Hubert depesz Lubaczewski

Helm, GitOps and the Postgres Operator — How can you apply GitOps principles to running PostgreSQL on Kubernetes with Helm?

Jonathan S. Katz

🔧 Tools and Code

pspg 4.3.0 Released — pspg is a Unix pager for working with Postgres query results as well as CSV or TSV data. 4.3 now lets you select rows, columns, or blocks of data for export.

Pavel Stěhule

A RFC6238 TOTP Implementation in Pure PL/pgSQL — On some sites that use 2FA, you scan a QR code into an app like Google Authenticator or Authy and you then get a (usually) six digit code to enter to log in to the service. Those are “time-based one time passwords” (TOTPs) and the algorithm to calculate them is reasonably simple.

Dan Lynch

Build Internal Apps (Faster) on Top of Postgres — Build internal apps without the mundane, boring bits (wrestling with UI libraries or hacking together data sources & APIs).

Retool sponsor

EdgeDB 1.0 Beta 1 Unveiled — EdgeDB is a mildly stealthy database we’ve covered a few times in the past few years and which is very gradually approaching its 1.0 release. It’s built on top of Postgres and aims to offer the best parts of NoSQL but with a new set logic based query language aimed to address SQL’s shortcomings.

Łukasz Langa and Victor Petrovykh

Pgpool-II's Six Clustering Modes — Pgpool-II is a more versatile tool than you might remember it, with support for streaming replication, native replication, snapshot isolation, logical replication, Slony mode, and a ‘you’re on your own’ raw mode.

Bo Peng

supported by ALT

💡 Tip of the Week

Beware the query planner and random_page_cost

This week's tip is a weird one as it's based on an issue I ran into just today! We store all of the links included in any of our newsletters in a naive database, like so:

  data TEXT,
  timestamp INT
CREATE INDEX idx_trgm ON links USING GIN (data gin_trgm_ops)

Yes, this is a terrible design, but it's solely for internal use and was only meant to be a rough prototype of an idea. data is, rather stupidly, a TEXT column that contains JSON (I know, I know..) and we check for the presence of links in a similarly ghastly manner:

SELECT * FROM links WHERE data ILIKE '%whatever we want%' LIMIT 1;

It works quite well at low volume but the query times were occasionally pushing 300ms and I was intrigued why.

One EXPLAIN ANALYZE later, I got to see that Postgres wasn't using the GIN index at all and was doing a sequential scan over the whole table.

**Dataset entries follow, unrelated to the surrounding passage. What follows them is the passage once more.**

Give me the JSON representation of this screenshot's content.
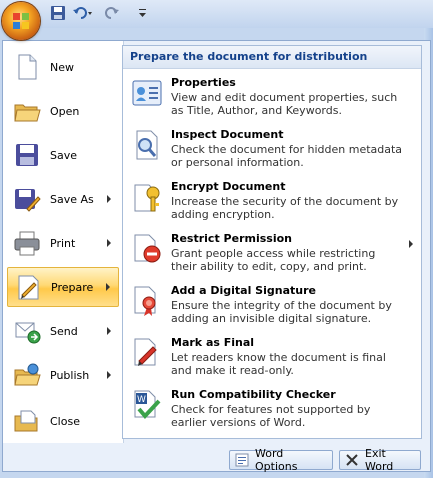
{
  "left_menu": {
    "items": [
      {
        "label": "New",
        "has_arrow": false,
        "icon": "new-document-icon"
      },
      {
        "label": "Open",
        "has_arrow": false,
        "icon": "open-folder-icon"
      },
      {
        "label": "Save",
        "has_arrow": false,
        "icon": "save-disk-icon"
      },
      {
        "label": "Save As",
        "has_arrow": true,
        "icon": "save-as-icon"
      },
      {
        "label": "Print",
        "has_arrow": true,
        "icon": "printer-icon"
      },
      {
        "label": "Prepare",
        "has_arrow": true,
        "icon": "prepare-icon",
        "selected": true
      },
      {
        "label": "Send",
        "has_arrow": true,
        "icon": "send-icon"
      },
      {
        "label": "Publish",
        "has_arrow": true,
        "icon": "publish-icon"
      },
      {
        "label": "Close",
        "has_arrow": false,
        "icon": "close-folder-icon"
      }
    ]
  },
  "panel": {
    "heading": "Prepare the document for distribution",
    "items": [
      {
        "title": "Properties",
        "desc": "View and edit document properties, such as Title, Author, and Keywords.",
        "icon": "properties-icon"
      },
      {
        "title": "Inspect Document",
        "desc": "Check the document for hidden metadata or personal information.",
        "icon": "inspect-document-icon"
      },
      {
        "title": "Encrypt Document",
        "desc": "Increase the security of the document by adding encryption.",
        "icon": "encrypt-key-icon"
      },
      {
        "title": "Restrict Permission",
        "desc": "Grant people access while restricting their ability to edit, copy, and print.",
        "icon": "restrict-permission-icon",
        "has_arrow": true
      },
      {
        "title": "Add a Digital Signature",
        "desc": "Ensure the integrity of the document by adding an invisible digital signature.",
        "icon": "digital-signature-icon"
      },
      {
        "title": "Mark as Final",
        "desc": "Let readers know the document is final and make it read-only.",
        "icon": "mark-final-icon"
      },
      {
        "title": "Run Compatibility Checker",
        "desc": "Check for features not supported by earlier versions of Word.",
        "icon": "compatibility-checker-icon"
      }
    ]
  },
  "buttons": {
    "options": "Word Options",
    "exit": "Exit Word"
  },
  "colors": {
    "accent": "#15428b",
    "selected": "#ffd975"
  }
}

Yet if I dropped the LIMIT 1, the query would use the index and only took 5ms! Why was Postgres ignoring the index?

Postgres's query planner isn't really based around people doing silly things like scanning an entire table with ILIKE but it is concerned whether index scans are likely to be faster or slower than a table scan. The variable random_page_cost is used to determine whether using an index is 'worth it' or not by defining a relative 'cost' to seq_page_cost.

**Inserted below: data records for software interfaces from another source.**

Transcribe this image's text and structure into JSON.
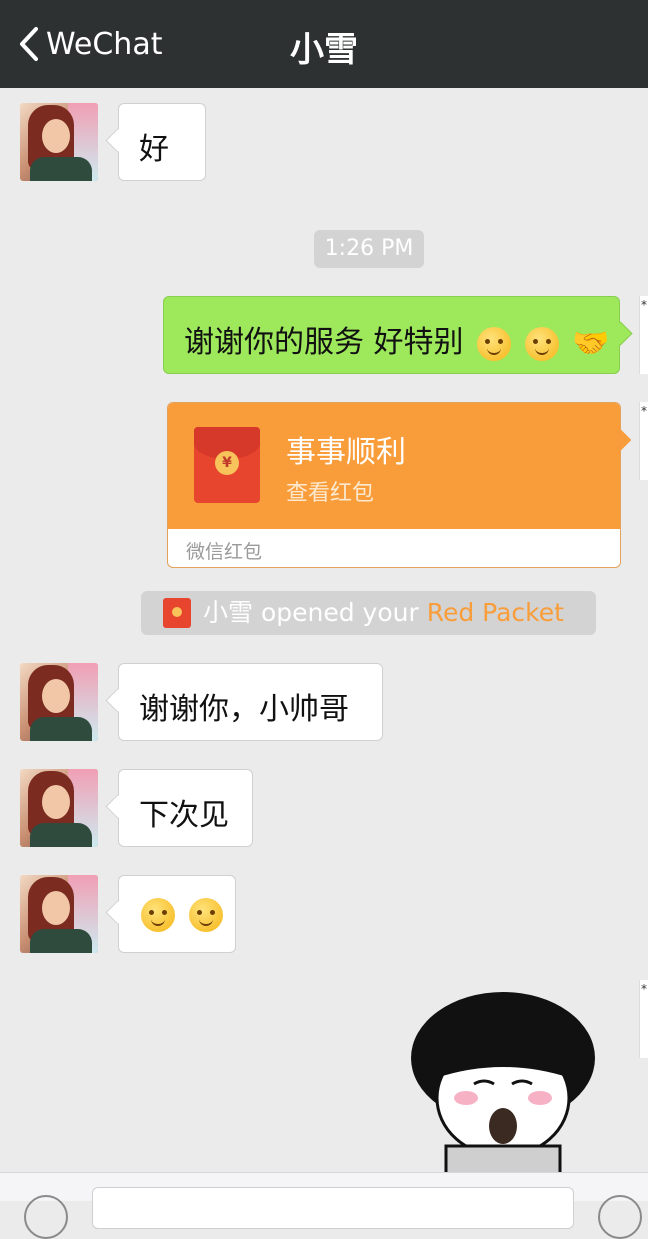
{
  "header": {
    "back_label": "WeChat",
    "title": "小雪"
  },
  "messages": [
    {
      "side": "left",
      "text": "好"
    },
    {
      "type": "timestamp",
      "text": "1:26 PM"
    },
    {
      "side": "right",
      "text": "谢谢你的服务 好特别",
      "emoji": [
        "smiling-face-icon",
        "smiling-face-icon",
        "handshake-icon"
      ]
    },
    {
      "type": "red_packet",
      "title": "事事顺利",
      "subtitle": "查看红包",
      "footer": "微信红包"
    },
    {
      "type": "notice",
      "name": "小雪",
      "middle": " opened your ",
      "link": "Red Packet"
    },
    {
      "side": "left",
      "text": "谢谢你，小帅哥"
    },
    {
      "side": "left",
      "text": "下次见"
    },
    {
      "side": "left",
      "emoji": [
        "smiling-face-icon",
        "smiling-face-icon"
      ]
    },
    {
      "side": "right",
      "type": "sticker",
      "icon": "cartoon-sticker-icon"
    }
  ],
  "colors": {
    "header_bg": "#2e3132",
    "chat_bg": "#ebebeb",
    "sent_bubble": "#9ee85c",
    "red_packet": "#f99d3a",
    "link_orange": "#f99d3a"
  }
}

In this situation doing an index scan is worth it, but the query planner disagreed due to the simple seeming LIMIT 1 query (after all, it can stop as soon as it finds a single result) and went ahead with its full scan anyway. Here's how I confirmed my hunch in psql:

SET random_page_cost = 1;
    [see the index being used]
SET random_page_cost = DEFAULT;    
    [see the index NOT being used]

Other than the obvious 'fix that terrible schema!' way forward, this little trick for seeing what Postgres would do if it felt an index scan had no 'cost' compared to sequentially scanning the table provided a fantastic way to confirm what was going on.

So if you end up with a query which unnaturally seems to be avoiding using your indexes in preference of a table scan, it's worth trying to see if the query planner is being diverted away from your indexes by the perceived cost of using them (and if so, why? Is it because the design is bad, like in our case?) And, as always, use EXPLAIN ANALYZE to see what's going on with any slow query!

This week’s tip is sponsored by Fauna. An operations-free, scalable and flexible alternative to Postgres.